_WHAT TO PRODUCE_:
A faithful copy of all the data is required; pictures should not be included.

[Page and application data records]
----

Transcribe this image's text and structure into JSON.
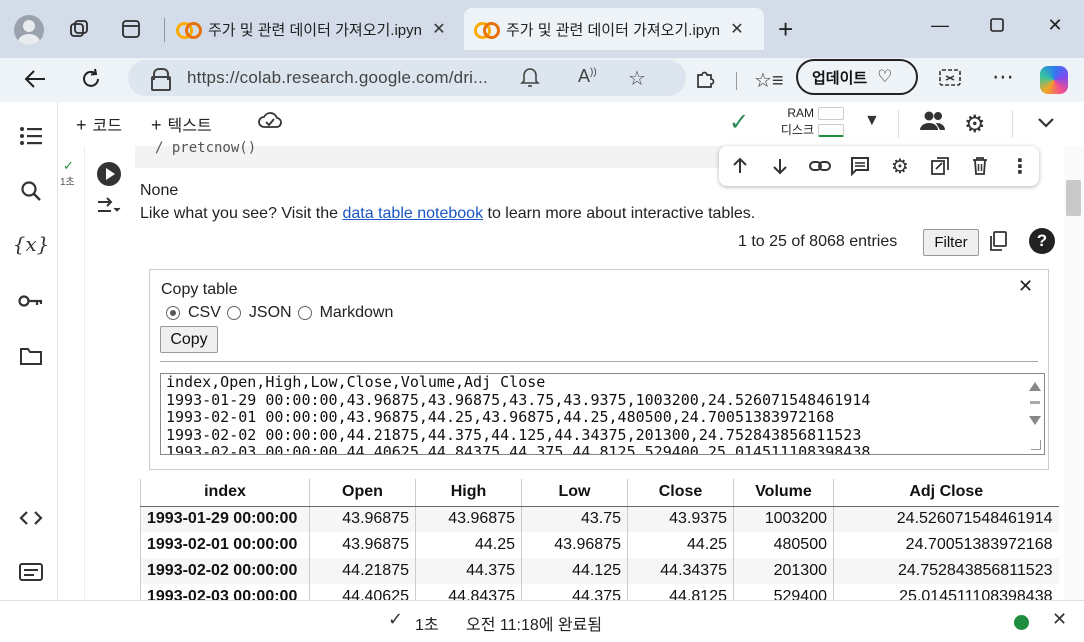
{
  "browser": {
    "tabs": [
      {
        "title": "주가 및 관련 데이터 가져오기.ipynb",
        "close": "✕"
      },
      {
        "title": "주가 및 관련 데이터 가져오기.ipynb",
        "close": "✕"
      }
    ],
    "url": "https://colab.research.google.com/dri...",
    "update_label": "업데이트"
  },
  "colab": {
    "toolbar": {
      "code_label": "코드",
      "text_label": "텍스트",
      "ram_label": "RAM",
      "disk_label": "디스크"
    },
    "cell": {
      "exec_time": "1초",
      "code_fragment": "/ pretcnow()",
      "output_none": "None",
      "output_like_pre": "Like what you see? Visit the ",
      "output_like_link": "data table notebook",
      "output_like_post": " to learn more about interactive tables.",
      "entries": "1 to 25 of 8068 entries",
      "filter_label": "Filter",
      "help": "?"
    },
    "copy_panel": {
      "title": "Copy table",
      "close": "✕",
      "options": [
        "CSV",
        "JSON",
        "Markdown"
      ],
      "selected": "CSV",
      "copy_label": "Copy",
      "csv_lines": [
        "index,Open,High,Low,Close,Volume,Adj Close",
        "1993-01-29 00:00:00,43.96875,43.96875,43.75,43.9375,1003200,24.526071548461914",
        "1993-02-01 00:00:00,43.96875,44.25,43.96875,44.25,480500,24.70051383972168",
        "1993-02-02 00:00:00,44.21875,44.375,44.125,44.34375,201300,24.752843856811523",
        "1993-02-03 00:00:00,44.40625,44.84375,44.375,44.8125,529400,25.014511108398438"
      ]
    },
    "table": {
      "columns": [
        "index",
        "Open",
        "High",
        "Low",
        "Close",
        "Volume",
        "Adj Close"
      ],
      "rows": [
        [
          "1993-01-29 00:00:00",
          "43.96875",
          "43.96875",
          "43.75",
          "43.9375",
          "1003200",
          "24.526071548461914"
        ],
        [
          "1993-02-01 00:00:00",
          "43.96875",
          "44.25",
          "43.96875",
          "44.25",
          "480500",
          "24.70051383972168"
        ],
        [
          "1993-02-02 00:00:00",
          "44.21875",
          "44.375",
          "44.125",
          "44.34375",
          "201300",
          "24.752843856811523"
        ],
        [
          "1993-02-03 00:00:00",
          "44.40625",
          "44.84375",
          "44.375",
          "44.8125",
          "529400",
          "25.014511108398438"
        ]
      ]
    },
    "status": {
      "time": "1초",
      "completed": "오전 11:18에 완료됨"
    }
  },
  "colors": {
    "accent_green": "#1e8e3e",
    "link": "#1a56c4",
    "colab_orange": "#f9ab00"
  }
}
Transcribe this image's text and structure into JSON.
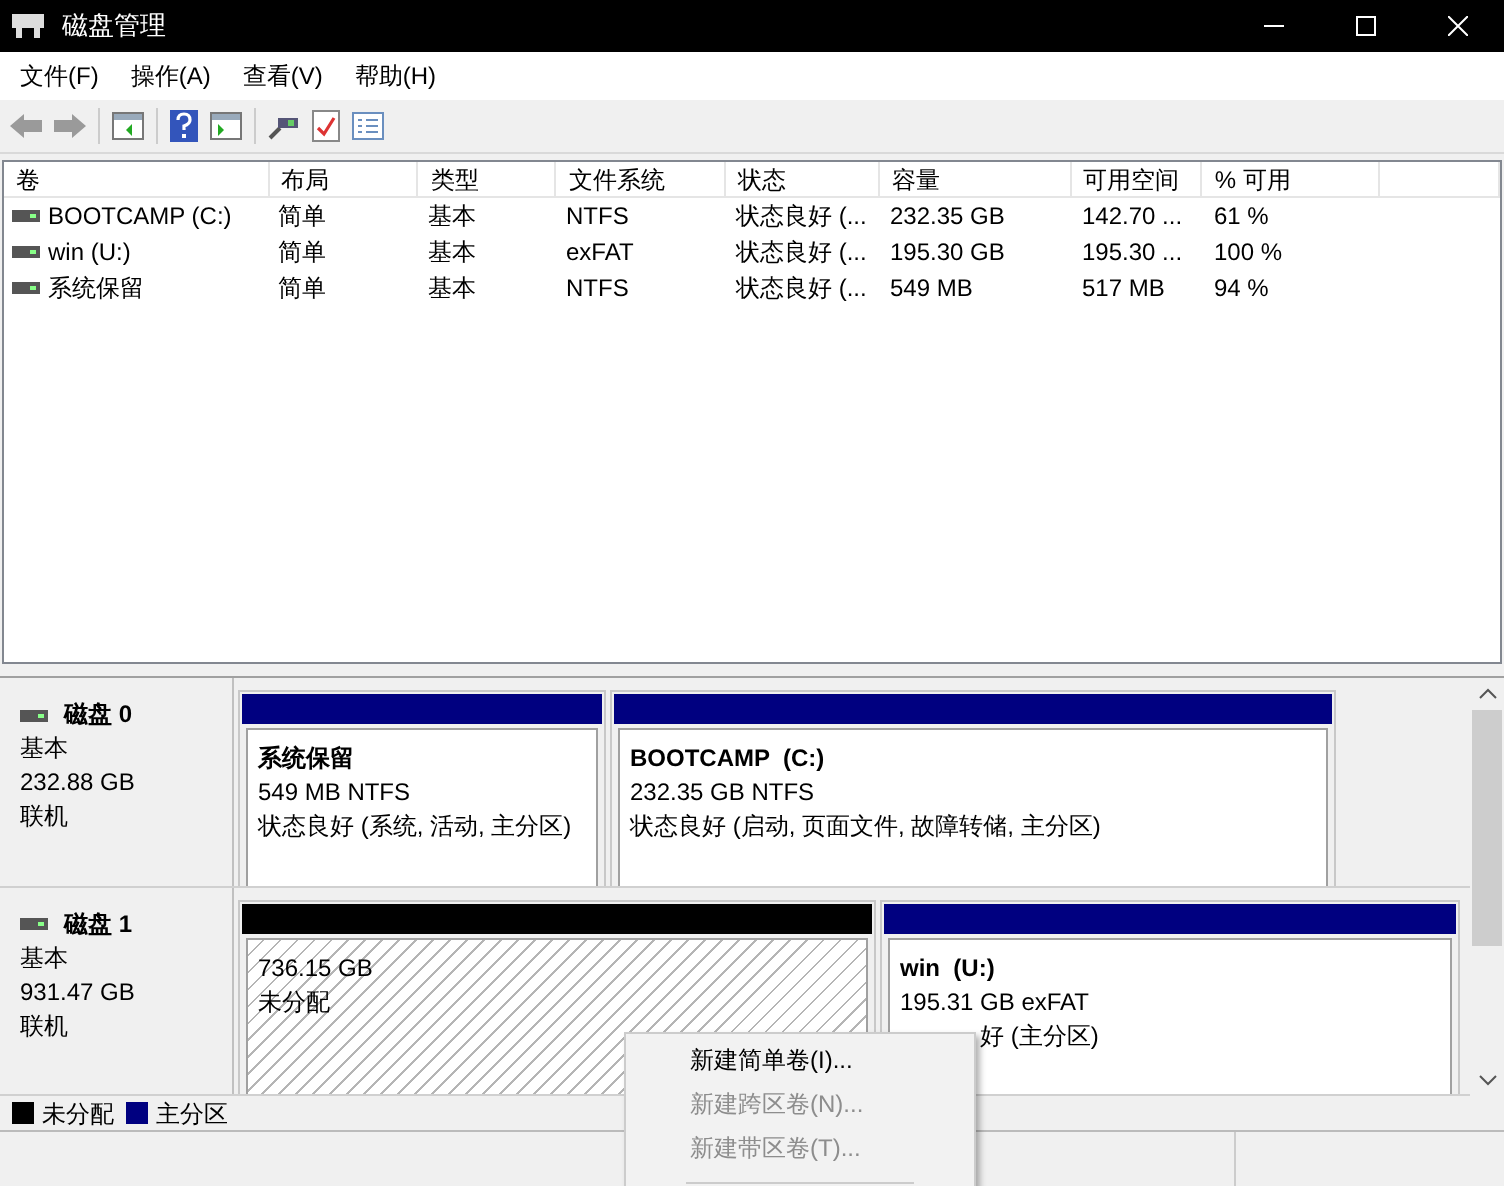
{
  "window": {
    "title": "磁盘管理"
  },
  "menu": [
    "文件(F)",
    "操作(A)",
    "查看(V)",
    "帮助(H)"
  ],
  "table": {
    "columns": [
      "卷",
      "布局",
      "类型",
      "文件系统",
      "状态",
      "容量",
      "可用空间",
      "% 可用"
    ],
    "rows": [
      {
        "cells": [
          "BOOTCAMP (C:)",
          "简单",
          "基本",
          "NTFS",
          "状态良好 (...",
          "232.35 GB",
          "142.70 ...",
          "61 %"
        ]
      },
      {
        "cells": [
          "win (U:)",
          "简单",
          "基本",
          "exFAT",
          "状态良好 (...",
          "195.30 GB",
          "195.30 ...",
          "100 %"
        ]
      },
      {
        "cells": [
          "系统保留",
          "简单",
          "基本",
          "NTFS",
          "状态良好 (...",
          "549 MB",
          "517 MB",
          "94 %"
        ]
      }
    ]
  },
  "disks": [
    {
      "name": "磁盘 0",
      "type": "基本",
      "size": "232.88 GB",
      "status": "联机",
      "partitions": [
        {
          "kind": "primary",
          "name": "系统保留",
          "size_fs": "549 MB NTFS",
          "status": "状态良好 (系统, 活动, 主分区)"
        },
        {
          "kind": "primary",
          "name": "BOOTCAMP  (C:)",
          "size_fs": "232.35 GB NTFS",
          "status": "状态良好 (启动, 页面文件, 故障转储, 主分区)"
        }
      ]
    },
    {
      "name": "磁盘 1",
      "type": "基本",
      "size": "931.47 GB",
      "status": "联机",
      "partitions": [
        {
          "kind": "unallocated",
          "size_fs": "736.15 GB",
          "status": "未分配"
        },
        {
          "kind": "primary",
          "name": "win  (U:)",
          "size_fs": "195.31 GB exFAT",
          "status": "好 (主分区)"
        }
      ]
    }
  ],
  "legend": [
    {
      "label": "未分配",
      "color": "#000000"
    },
    {
      "label": "主分区",
      "color": "#000080"
    }
  ],
  "context_menu": [
    {
      "label": "新建简单卷(I)...",
      "disabled": false
    },
    {
      "label": "新建跨区卷(N)...",
      "disabled": true
    },
    {
      "label": "新建带区卷(T)...",
      "disabled": true
    }
  ]
}
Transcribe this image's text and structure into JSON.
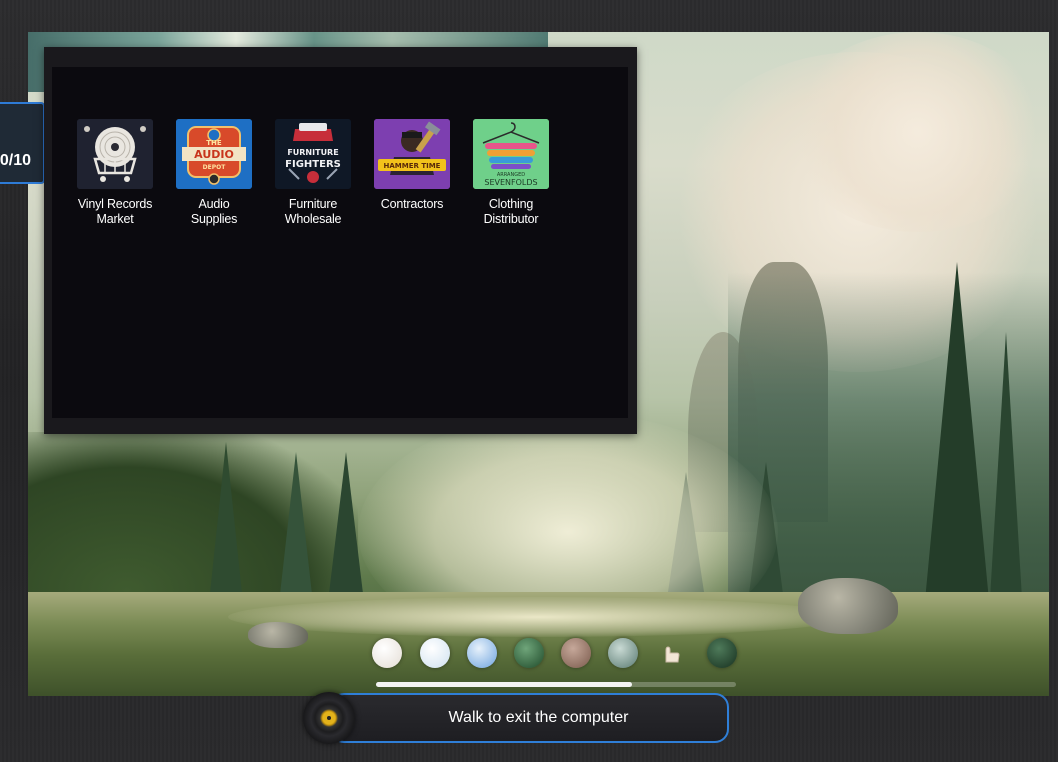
{
  "counter": {
    "text": "0/10"
  },
  "desktop_icons": [
    {
      "label_line1": "Vinyl Records",
      "label_line2": "Market",
      "icon": "vinyl-cart-icon",
      "tile_color": "#1f2230"
    },
    {
      "label_line1": "Audio",
      "label_line2": "Supplies",
      "icon": "audio-depot-logo-icon",
      "tile_color": "#1e6fc4"
    },
    {
      "label_line1": "Furniture",
      "label_line2": "Wholesale",
      "icon": "furniture-fighters-logo-icon",
      "tile_color": "#0f1826"
    },
    {
      "label_line1": "Contractors",
      "label_line2": "",
      "icon": "hammer-time-logo-icon",
      "tile_color": "#7d3fb0"
    },
    {
      "label_line1": "Clothing",
      "label_line2": "Distributor",
      "icon": "sevenfolds-hanger-logo-icon",
      "tile_color": "#6fd08a"
    }
  ],
  "logo_text": {
    "audio_top": "THE",
    "audio_main": "AUDIO",
    "audio_sub": "DEPOT",
    "furniture_main": "FURNITURE",
    "furniture_sub": "FIGHTERS",
    "contractors_main": "HAMMER TIME",
    "clothing_top": "ARRANGED",
    "clothing_main": "SEVENFOLDS"
  },
  "dock": {
    "items": [
      {
        "icon": "white-orb-icon",
        "color": "#f1ede8"
      },
      {
        "icon": "glass-orb-icon",
        "color": "#eef4fa"
      },
      {
        "icon": "blue-cup-icon",
        "color": "#7fb0e6"
      },
      {
        "icon": "green-leaf-icon",
        "color": "#2e6a3e"
      },
      {
        "icon": "brown-orb-icon",
        "color": "#9a7a6a"
      },
      {
        "icon": "teal-orb-icon",
        "color": "#7a9a92"
      },
      {
        "icon": "hand-cursor-icon",
        "color": "#f2e6d6"
      },
      {
        "icon": "dark-green-orb-icon",
        "color": "#2b4b35"
      }
    ],
    "progress": 0.71
  },
  "prompt": {
    "text": "Walk to exit the computer"
  },
  "colors": {
    "accent": "#2f7fd8",
    "window_bg": "#0b0a0f"
  }
}
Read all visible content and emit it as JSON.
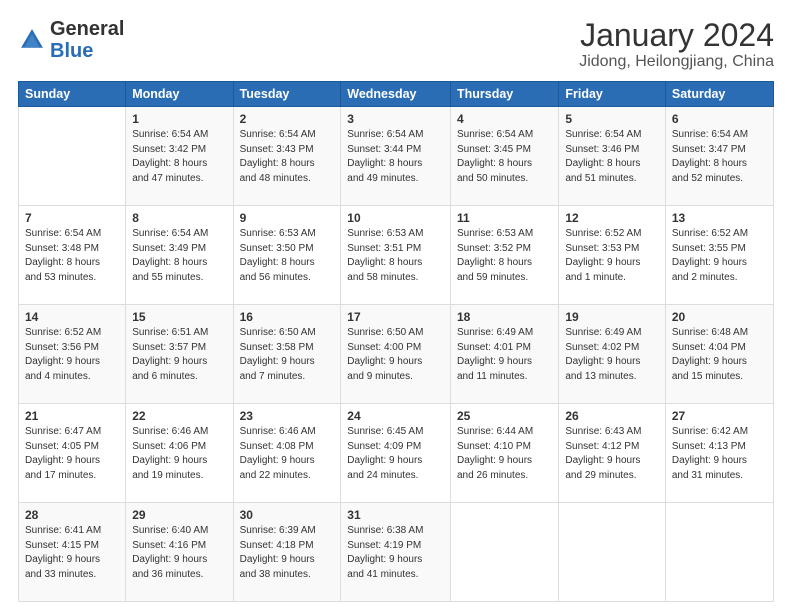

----

_EXPECTED ANSWER_:
Transcribe this image's text and structure into JSON.
{
  "browser": {
    "tabs": [
      {
        "title": "주가 및 관련 데이터 가져오기.ipynb",
        "close": "✕"
      },
      {
        "title": "주가 및 관련 데이터 가져오기.ipynb",
        "close": "✕"
      }
    ],
    "url": "https://colab.research.google.com/dri...",
    "update_label": "업데이트"
  },
  "colab": {
    "toolbar": {
      "code_label": "코드",
      "text_label": "텍스트",
      "ram_label": "RAM",
      "disk_label": "디스크"
    },
    "cell": {
      "exec_time": "1초",
      "code_fragment": "/ pretcnow()",
      "output_none": "None",
      "output_like_pre": "Like what you see? Visit the ",
      "output_like_link": "data table notebook",
      "output_like_post": " to learn more about interactive tables.",
      "entries": "1 to 25 of 8068 entries",
      "filter_label": "Filter",
      "help": "?"
    },
    "copy_panel": {
      "title": "Copy table",
      "close": "✕",
      "options": [
        "CSV",
        "JSON",
        "Markdown"
      ],
      "selected": "CSV",
      "copy_label": "Copy",
      "csv_lines": [
        "index,Open,High,Low,Close,Volume,Adj Close",
        "1993-01-29 00:00:00,43.96875,43.96875,43.75,43.9375,1003200,24.526071548461914",
        "1993-02-01 00:00:00,43.96875,44.25,43.96875,44.25,480500,24.70051383972168",
        "1993-02-02 00:00:00,44.21875,44.375,44.125,44.34375,201300,24.752843856811523",
        "1993-02-03 00:00:00,44.40625,44.84375,44.375,44.8125,529400,25.014511108398438"
      ]
    },
    "table": {
      "columns": [
        "index",
        "Open",
        "High",
        "Low",
        "Close",
        "Volume",
        "Adj Close"
      ],
      "rows": [
        [
          "1993-01-29 00:00:00",
          "43.96875",
          "43.96875",
          "43.75",
          "43.9375",
          "1003200",
          "24.526071548461914"
        ],
        [
          "1993-02-01 00:00:00",
          "43.96875",
          "44.25",
          "43.96875",
          "44.25",
          "480500",
          "24.70051383972168"
        ],
        [
          "1993-02-02 00:00:00",
          "44.21875",
          "44.375",
          "44.125",
          "44.34375",
          "201300",
          "24.752843856811523"
        ],
        [
          "1993-02-03 00:00:00",
          "44.40625",
          "44.84375",
          "44.375",
          "44.8125",
          "529400",
          "25.014511108398438"
        ]
      ]
    },
    "status": {
      "time": "1초",
      "completed": "오전 11:18에 완료됨"
    }
  },
  "colors": {
    "accent_green": "#1e8e3e",
    "link": "#1a56c4",
    "colab_orange": "#f9ab00"
  }
}
Transcribe this image's text and structure into JSON.
{
  "window": {
    "title": "磁盘管理"
  },
  "menu": [
    "文件(F)",
    "操作(A)",
    "查看(V)",
    "帮助(H)"
  ],
  "table": {
    "columns": [
      "卷",
      "布局",
      "类型",
      "文件系统",
      "状态",
      "容量",
      "可用空间",
      "% 可用"
    ],
    "rows": [
      {
        "cells": [
          "BOOTCAMP (C:)",
          "简单",
          "基本",
          "NTFS",
          "状态良好 (...",
          "232.35 GB",
          "142.70 ...",
          "61 %"
        ]
      },
      {
        "cells": [
          "win (U:)",
          "简单",
          "基本",
          "exFAT",
          "状态良好 (...",
          "195.30 GB",
          "195.30 ...",
          "100 %"
        ]
      },
      {
        "cells": [
          "系统保留",
          "简单",
          "基本",
          "NTFS",
          "状态良好 (...",
          "549 MB",
          "517 MB",
          "94 %"
        ]
      }
    ]
  },
  "disks": [
    {
      "name": "磁盘 0",
      "type": "基本",
      "size": "232.88 GB",
      "status": "联机",
      "partitions": [
        {
          "kind": "primary",
          "name": "系统保留",
          "size_fs": "549 MB NTFS",
          "status": "状态良好 (系统, 活动, 主分区)"
        },
        {
          "kind": "primary",
          "name": "BOOTCAMP  (C:)",
          "size_fs": "232.35 GB NTFS",
          "status": "状态良好 (启动, 页面文件, 故障转储, 主分区)"
        }
      ]
    },
    {
      "name": "磁盘 1",
      "type": "基本",
      "size": "931.47 GB",
      "status": "联机",
      "partitions": [
        {
          "kind": "unallocated",
          "size_fs": "736.15 GB",
          "status": "未分配"
        },
        {
          "kind": "primary",
          "name": "win  (U:)",
          "size_fs": "195.31 GB exFAT",
          "status": "好 (主分区)"
        }
      ]
    }
  ],
  "legend": [
    {
      "label": "未分配",
      "color": "#000000"
    },
    {
      "label": "主分区",
      "color": "#000080"
    }
  ],
  "context_menu": [
    {
      "label": "新建简单卷(I)...",
      "disabled": false
    },
    {
      "label": "新建跨区卷(N)...",
      "disabled": true
    },
    {
      "label": "新建带区卷(T)...",
      "disabled": true
    }
  ]
}
Transcribe this image's text and structure into JSON.
{
  "counter": {
    "text": "0/10"
  },
  "desktop_icons": [
    {
      "label_line1": "Vinyl Records",
      "label_line2": "Market",
      "icon": "vinyl-cart-icon",
      "tile_color": "#1f2230"
    },
    {
      "label_line1": "Audio",
      "label_line2": "Supplies",
      "icon": "audio-depot-logo-icon",
      "tile_color": "#1e6fc4"
    },
    {
      "label_line1": "Furniture",
      "label_line2": "Wholesale",
      "icon": "furniture-fighters-logo-icon",
      "tile_color": "#0f1826"
    },
    {
      "label_line1": "Contractors",
      "label_line2": "",
      "icon": "hammer-time-logo-icon",
      "tile_color": "#7d3fb0"
    },
    {
      "label_line1": "Clothing",
      "label_line2": "Distributor",
      "icon": "sevenfolds-hanger-logo-icon",
      "tile_color": "#6fd08a"
    }
  ],
  "logo_text": {
    "audio_top": "THE",
    "audio_main": "AUDIO",
    "audio_sub": "DEPOT",
    "furniture_main": "FURNITURE",
    "furniture_sub": "FIGHTERS",
    "contractors_main": "HAMMER TIME",
    "clothing_top": "ARRANGED",
    "clothing_main": "SEVENFOLDS"
  },
  "dock": {
    "items": [
      {
        "icon": "white-orb-icon",
        "color": "#f1ede8"
      },
      {
        "icon": "glass-orb-icon",
        "color": "#eef4fa"
      },
      {
        "icon": "blue-cup-icon",
        "color": "#7fb0e6"
      },
      {
        "icon": "green-leaf-icon",
        "color": "#2e6a3e"
      },
      {
        "icon": "brown-orb-icon",
        "color": "#9a7a6a"
      },
      {
        "icon": "teal-orb-icon",
        "color": "#7a9a92"
      },
      {
        "icon": "hand-cursor-icon",
        "color": "#f2e6d6"
      },
      {
        "icon": "dark-green-orb-icon",
        "color": "#2b4b35"
      }
    ],
    "progress": 0.71
  },
  "prompt": {
    "text": "Walk to exit the computer"
  },
  "colors": {
    "accent": "#2f7fd8",
    "window_bg": "#0b0a0f"
  }
}
Read all visible content and emit it as JSON.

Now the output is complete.